▶ Your instructions
Copy each line below holding "accent".

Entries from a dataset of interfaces
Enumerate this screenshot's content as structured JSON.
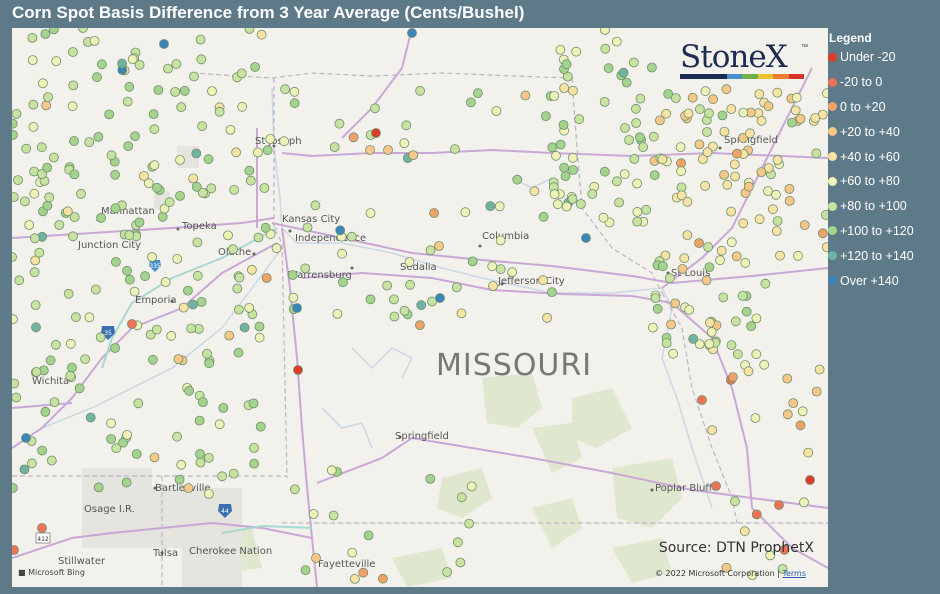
{
  "title": "Corn Spot Basis Difference from 3 Year Average (Cents/Bushel)",
  "legend": {
    "title": "Legend",
    "items": [
      {
        "label": "Under -20",
        "color": "#e03a2b"
      },
      {
        "label": "-20 to 0",
        "color": "#ef7158"
      },
      {
        "label": "0 to +20",
        "color": "#f1a168"
      },
      {
        "label": "+20 to +40",
        "color": "#f7c789"
      },
      {
        "label": "+40 to +60",
        "color": "#f8e3a4"
      },
      {
        "label": "+60 to +80",
        "color": "#eef2b8"
      },
      {
        "label": "+80 to +100",
        "color": "#c8e3a1"
      },
      {
        "label": "+100 to +120",
        "color": "#a4d38d"
      },
      {
        "label": "+120 to +140",
        "color": "#70b2a4"
      },
      {
        "label": "Over +140",
        "color": "#3a86bb"
      }
    ]
  },
  "map": {
    "state_label": "MISSOURI",
    "cities": [
      "St Joseph",
      "Manhattan",
      "Topeka",
      "Junction City",
      "Kansas City",
      "Independence",
      "Olathe",
      "Columbia",
      "Sedalia",
      "Warrensburg",
      "Jefferson City",
      "Emporia",
      "Springfield",
      "St Louis",
      "Wichita",
      "Bartlesville",
      "Osage I.R.",
      "Poplar Bluff",
      "Tulsa",
      "Cherokee Nation",
      "Stillwater",
      "Fayetteville"
    ],
    "highways": [
      "335",
      "35",
      "44",
      "412"
    ]
  },
  "logo": {
    "text": "StoneX",
    "tm": "™"
  },
  "source": "Source: DTN ProphetX",
  "copyright": "© 2022 Microsoft Corporation",
  "terms": "Terms",
  "bing": "Microsoft Bing"
}
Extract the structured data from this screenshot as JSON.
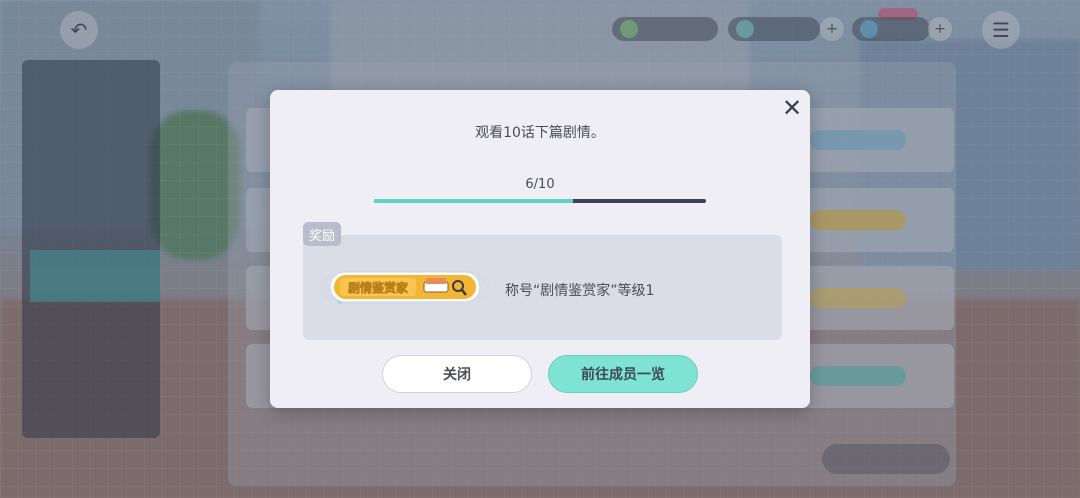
{
  "modal": {
    "mission_text": "观看10话下篇剧情。",
    "progress_text": "6/10",
    "progress": {
      "current": 6,
      "total": 10,
      "fill_color": "#5ed2c8",
      "track_color": "#3f4156"
    },
    "reward_label": "奖励",
    "reward_badge_text": "剧情鉴赏家",
    "reward_badge_color": "#f2b534",
    "reward_description": "称号“剧情鉴赏家”等级1",
    "close_icon": "close-icon",
    "buttons": {
      "close_label": "关闭",
      "go_label": "前往成员一览"
    }
  },
  "colors": {
    "accent": "#7fe3d3",
    "modal_bg": "#eeeef4",
    "text": "#4a4c58"
  }
}
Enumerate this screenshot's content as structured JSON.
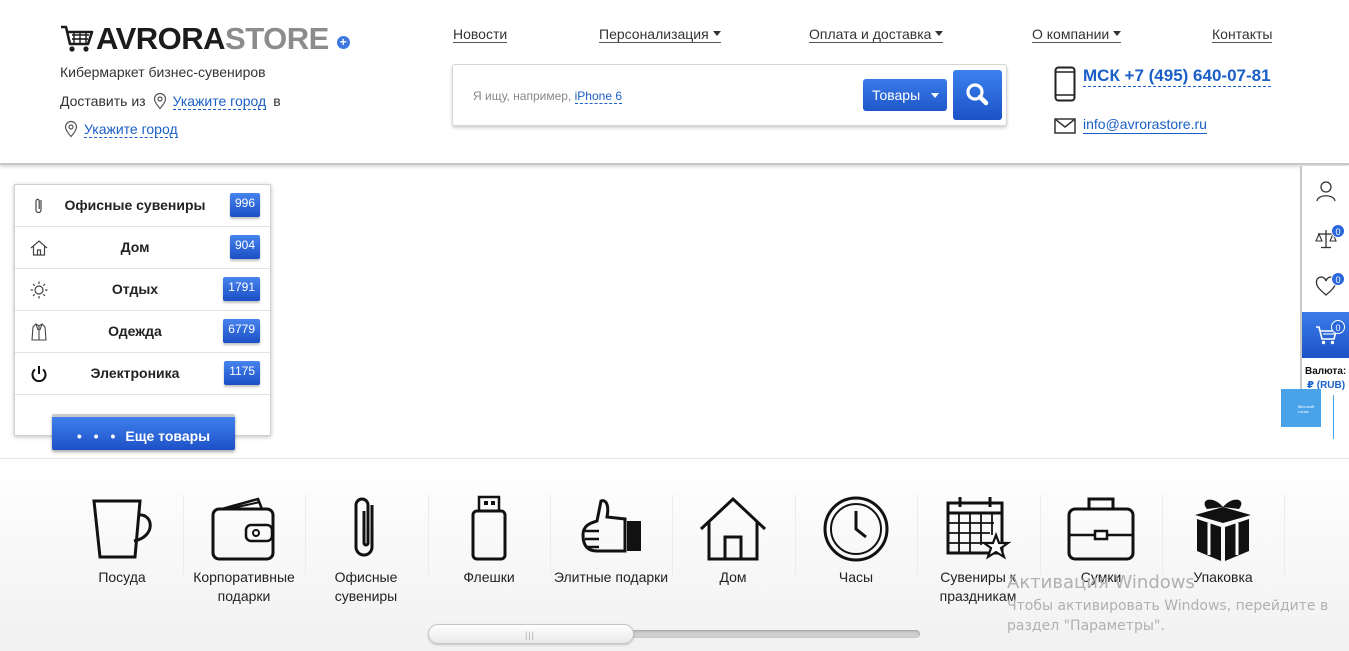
{
  "logo": {
    "part1": "AVRORA",
    "part2": "STORE",
    "plus": "+"
  },
  "tagline": "Кибермаркет бизнес-сувениров",
  "delivery": {
    "prefix": "Доставить из",
    "city_from": "Укажите город",
    "middle": "в",
    "city_to": "Укажите город"
  },
  "nav": [
    {
      "label": "Новости",
      "dropdown": false
    },
    {
      "label": "Персонализация",
      "dropdown": true
    },
    {
      "label": "Оплата и доставка",
      "dropdown": true
    },
    {
      "label": "О компании",
      "dropdown": true
    },
    {
      "label": "Контакты",
      "dropdown": false
    }
  ],
  "search": {
    "placeholder": "Я ищу, например,",
    "example": "iPhone 6",
    "category": "Товары"
  },
  "contact": {
    "phone": "МСК +7 (495) 640-07-81",
    "email": "info@avrorastore.ru"
  },
  "categories": [
    {
      "label": "Офисные сувениры",
      "count": "996",
      "icon": "paperclip-icon"
    },
    {
      "label": "Дом",
      "count": "904",
      "icon": "home-icon"
    },
    {
      "label": "Отдых",
      "count": "1791",
      "icon": "sun-icon"
    },
    {
      "label": "Одежда",
      "count": "6779",
      "icon": "jacket-icon"
    },
    {
      "label": "Электроника",
      "count": "1175",
      "icon": "power-icon"
    }
  ],
  "more_button": {
    "dots": "• • •",
    "label": "Еще товары"
  },
  "sidebar": {
    "compare_count": "0",
    "favorites_count": "0",
    "cart_count": "0",
    "currency_label": "Валюта:",
    "currency_value": "₽ (RUB)"
  },
  "carousel": [
    {
      "label": "Посуда",
      "icon": "cup-icon"
    },
    {
      "label": "Корпоративные подарки",
      "icon": "wallet-icon"
    },
    {
      "label": "Офисные сувениры",
      "icon": "paperclip-icon"
    },
    {
      "label": "Флешки",
      "icon": "usb-flash-icon"
    },
    {
      "label": "Элитные подарки",
      "icon": "thumbs-up-icon"
    },
    {
      "label": "Дом",
      "icon": "house-icon"
    },
    {
      "label": "Часы",
      "icon": "clock-icon"
    },
    {
      "label": "Сувениры к праздникам",
      "icon": "calendar-star-icon"
    },
    {
      "label": "Сумки",
      "icon": "bag-icon"
    },
    {
      "label": "Упаковка",
      "icon": "gift-box-icon"
    }
  ],
  "scrollbar_position": 0,
  "windows_watermark": {
    "title": "Активация Windows",
    "text": "Чтобы активировать Windows, перейдите в раздел \"Параметры\"."
  },
  "ms_tile_text": "Microsoft Lense",
  "colors": {
    "accent": "#1a5fc7",
    "button_blue": "#2a67dc",
    "logo_dark": "#1b1b1b",
    "logo_gray": "#8c8c8c"
  }
}
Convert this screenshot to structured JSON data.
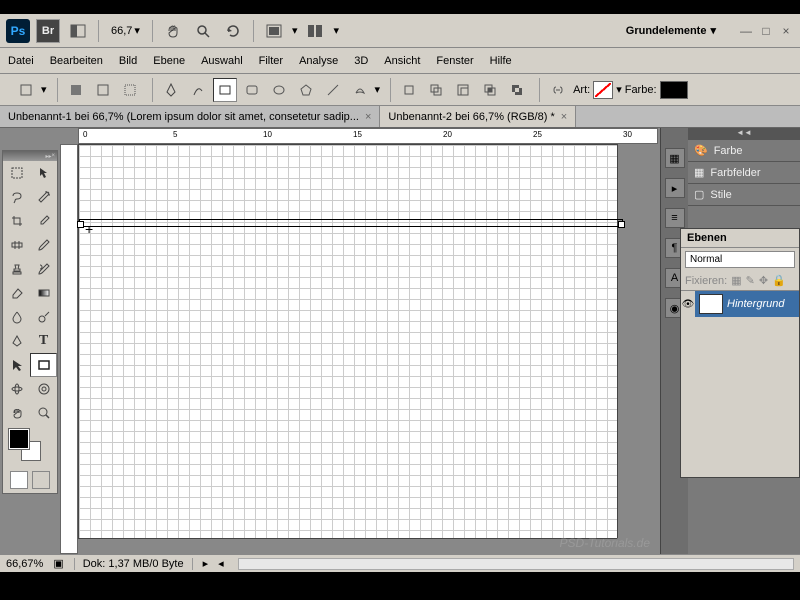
{
  "app": {
    "ps": "Ps",
    "br": "Br"
  },
  "top": {
    "zoom": "66,7",
    "workspace": "Grundelemente"
  },
  "menu": {
    "datei": "Datei",
    "bearbeiten": "Bearbeiten",
    "bild": "Bild",
    "ebene": "Ebene",
    "auswahl": "Auswahl",
    "filter": "Filter",
    "analyse": "Analyse",
    "dreid": "3D",
    "ansicht": "Ansicht",
    "fenster": "Fenster",
    "hilfe": "Hilfe"
  },
  "opt": {
    "art": "Art:",
    "farbe": "Farbe:"
  },
  "tabs": {
    "t1": "Unbenannt-1 bei 66,7% (Lorem ipsum dolor sit amet, consetetur sadip...",
    "t2": "Unbenannt-2 bei 66,7% (RGB/8) *"
  },
  "panels": {
    "farbe": "Farbe",
    "farbfelder": "Farbfelder",
    "stile": "Stile",
    "ebenen": "Ebenen"
  },
  "layers": {
    "blend": "Normal",
    "fix": "Fixieren:",
    "bg": "Hintergrund"
  },
  "ruler": {
    "r0": "0",
    "r5": "5",
    "r10": "10",
    "r15": "15",
    "r20": "20",
    "r25": "25",
    "r30": "30"
  },
  "status": {
    "zoom": "66,67%",
    "doc": "Dok: 1,37 MB/0 Byte"
  },
  "watermark": "PSD-Tutorials.de"
}
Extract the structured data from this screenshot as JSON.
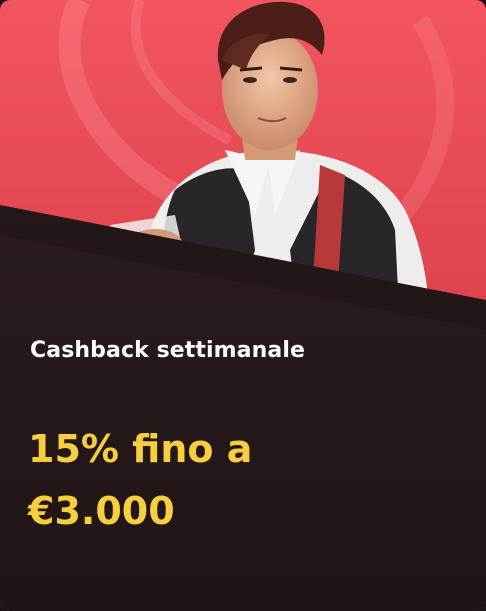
{
  "promo": {
    "title": "Cashback settimanale",
    "amount_line1": "15% fino a",
    "amount_line2": "€3.000"
  },
  "colors": {
    "banner_top": "#f2555e",
    "banner_bottom": "#b9263a",
    "card_bg": "#241719",
    "title": "#ffffff",
    "accent": "#f7cf3c"
  },
  "icons": {
    "hero": "croupier-illustration"
  }
}
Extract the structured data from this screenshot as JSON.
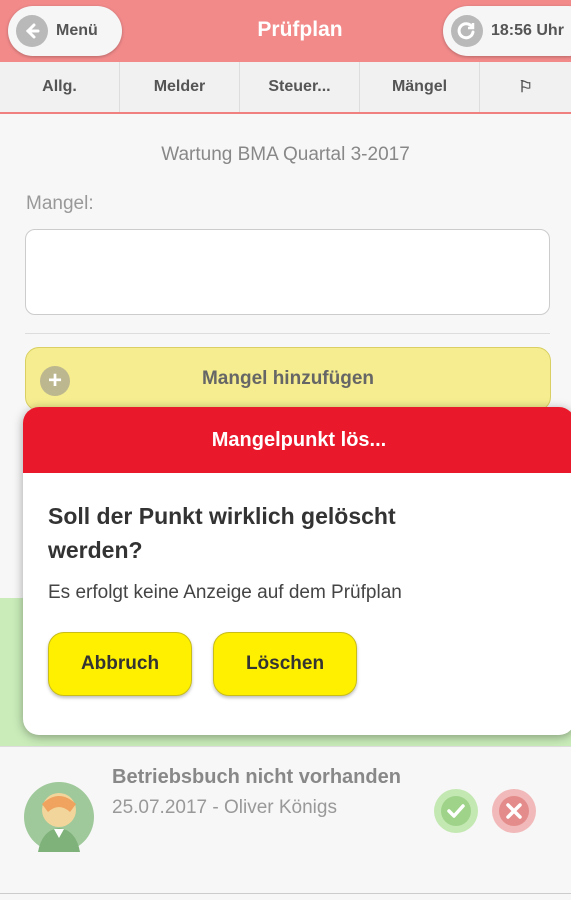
{
  "header": {
    "menu_label": "Menü",
    "title": "Prüfplan",
    "time_label": "18:56 Uhr",
    "color": "#f28a8a"
  },
  "tabs": [
    {
      "label": "Allg."
    },
    {
      "label": "Melder"
    },
    {
      "label": "Steuer..."
    },
    {
      "label": "Mängel"
    },
    {
      "label": "⚐"
    }
  ],
  "main": {
    "subtitle": "Wartung BMA Quartal 3-2017",
    "field_label": "Mangel:",
    "field_value": "",
    "add_button_label": "Mangel hinzufügen"
  },
  "list": {
    "items": [
      {
        "title": "Betriebsbuch nicht vorhanden",
        "subtitle": "25.07.2017 - Oliver Königs"
      }
    ]
  },
  "dialog": {
    "title": "Mangelpunkt lös...",
    "question": "Soll der Punkt wirklich gelöscht werden?",
    "text": "Es erfolgt keine Anzeige auf dem Prüfplan",
    "cancel_label": "Abbruch",
    "delete_label": "Löschen",
    "header_color": "#e9192b",
    "button_color": "#fff000"
  }
}
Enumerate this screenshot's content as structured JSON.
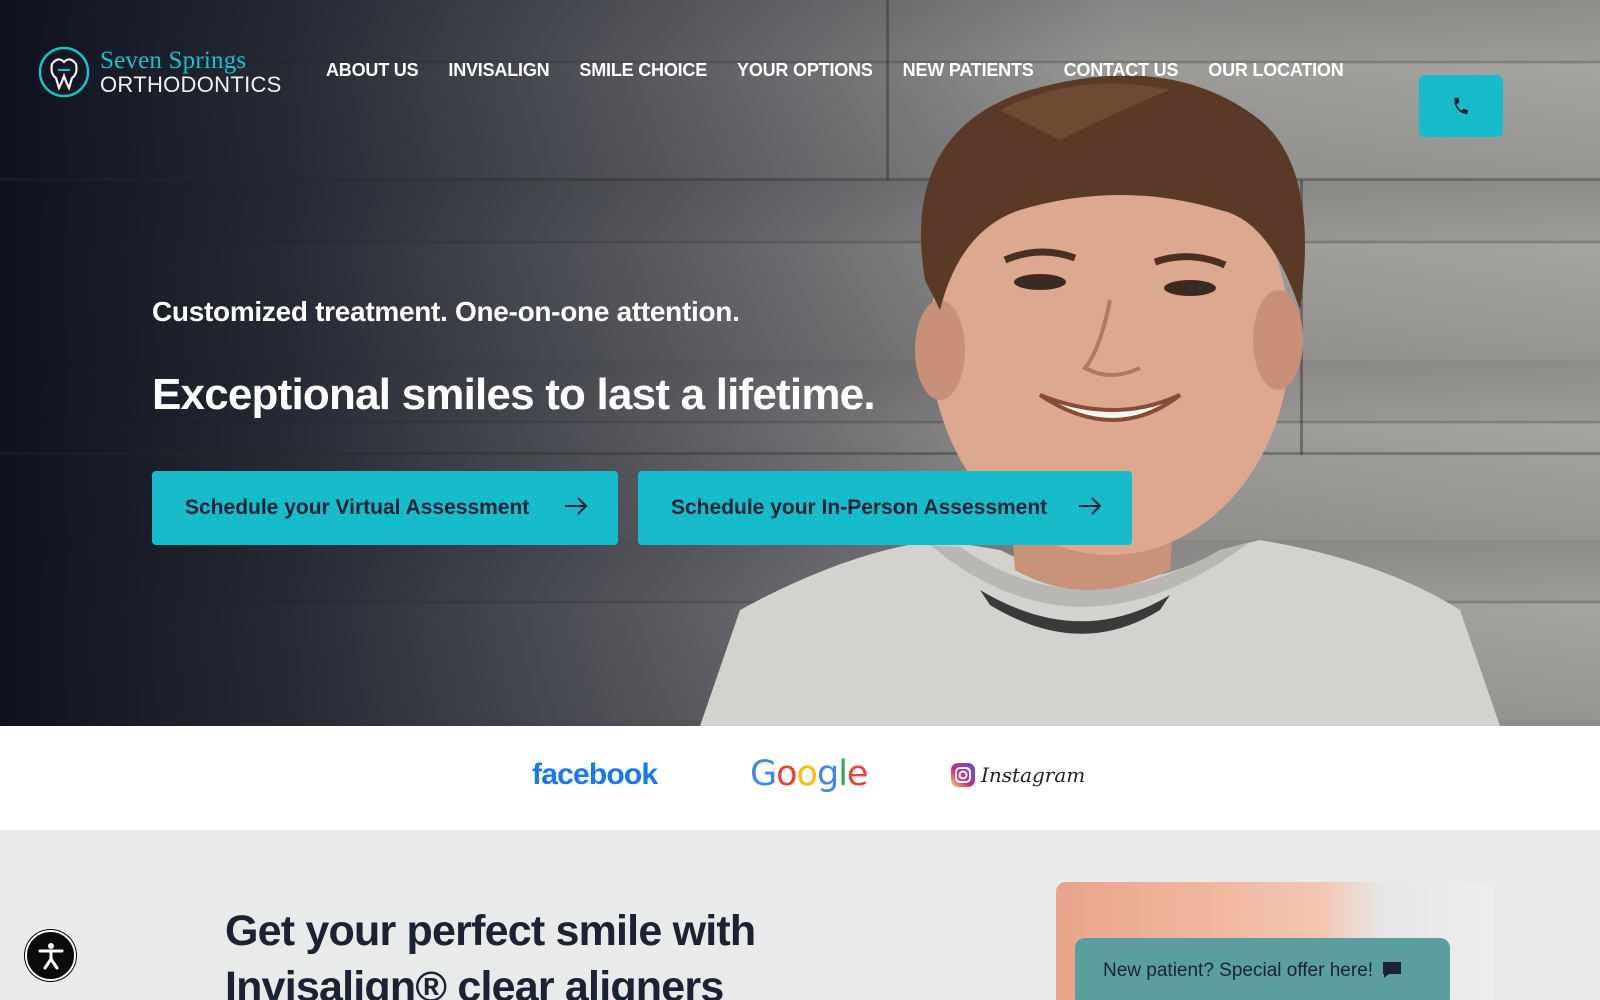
{
  "header": {
    "logo_line1": "Seven Springs",
    "logo_line2": "ORTHODONTICS",
    "nav": [
      "ABOUT US",
      "INVISALIGN",
      "SMILE CHOICE",
      "YOUR OPTIONS",
      "NEW PATIENTS",
      "CONTACT US",
      "OUR LOCATION"
    ],
    "phone_icon": "phone-icon"
  },
  "hero": {
    "tagline": "Customized treatment. One-on-one attention.",
    "headline": "Exceptional smiles to last a lifetime.",
    "cta_virtual": "Schedule your Virtual Assessment",
    "cta_in_person": "Schedule your In-Person Assessment"
  },
  "social": {
    "facebook": "facebook",
    "google": "Google",
    "instagram": "Instagram"
  },
  "section": {
    "title": "Get your perfect smile with Invisalign® clear aligners",
    "offer": "New patient? Special offer here!"
  },
  "colors": {
    "accent": "#16bcc9",
    "dark": "#1b2233",
    "offer_bg": "#5b9ea0"
  }
}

▶ Solution below
    "accent": "#7fe3d3",
    "accent": "#1a5fc7",
    "accent": "#f7cf3c"
    "accent": "#16bcc9",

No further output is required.